EXERCISE AIM —
As you work through the listing below, copy each line exactly and drop the images.

┏━━

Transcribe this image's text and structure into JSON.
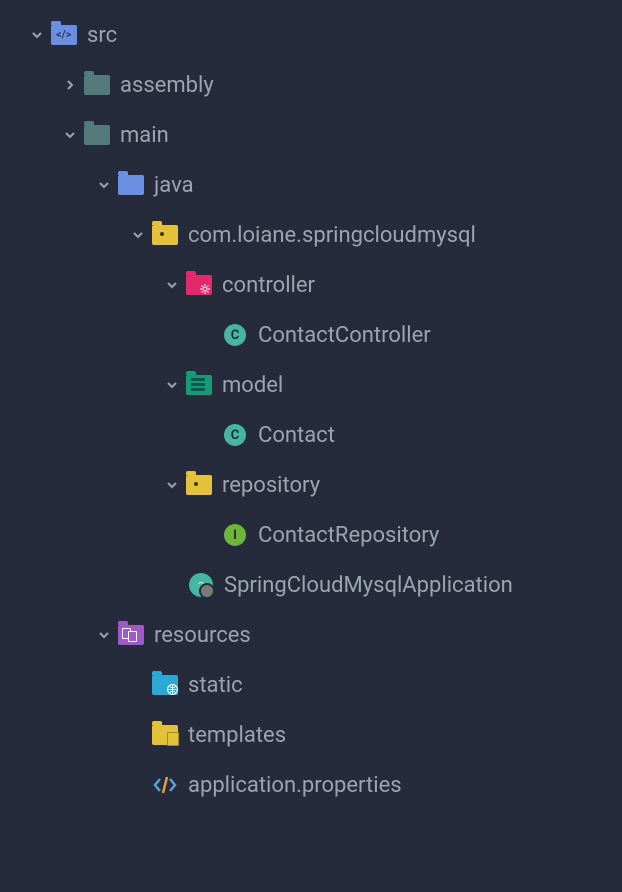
{
  "tree": {
    "src": "src",
    "assembly": "assembly",
    "main": "main",
    "java": "java",
    "package": "com.loiane.springcloudmysql",
    "controller": "controller",
    "contactController": "ContactController",
    "model": "model",
    "contact": "Contact",
    "repository": "repository",
    "contactRepository": "ContactRepository",
    "application": "SpringCloudMysqlApplication",
    "resources": "resources",
    "static": "static",
    "templates": "templates",
    "properties": "application.properties"
  }
}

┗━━

RESPONSE TO THE TASK —
Transcribe this image's text and structure into JSON.
{
  "tree": {
    "src": "src",
    "assembly": "assembly",
    "main": "main",
    "java": "java",
    "package": "com.loiane.springcloudmysql",
    "controller": "controller",
    "contactController": "ContactController",
    "model": "model",
    "contact": "Contact",
    "repository": "repository",
    "contactRepository": "ContactRepository",
    "application": "SpringCloudMysqlApplication",
    "resources": "resources",
    "static": "static",
    "templates": "templates",
    "properties": "application.properties"
  }
}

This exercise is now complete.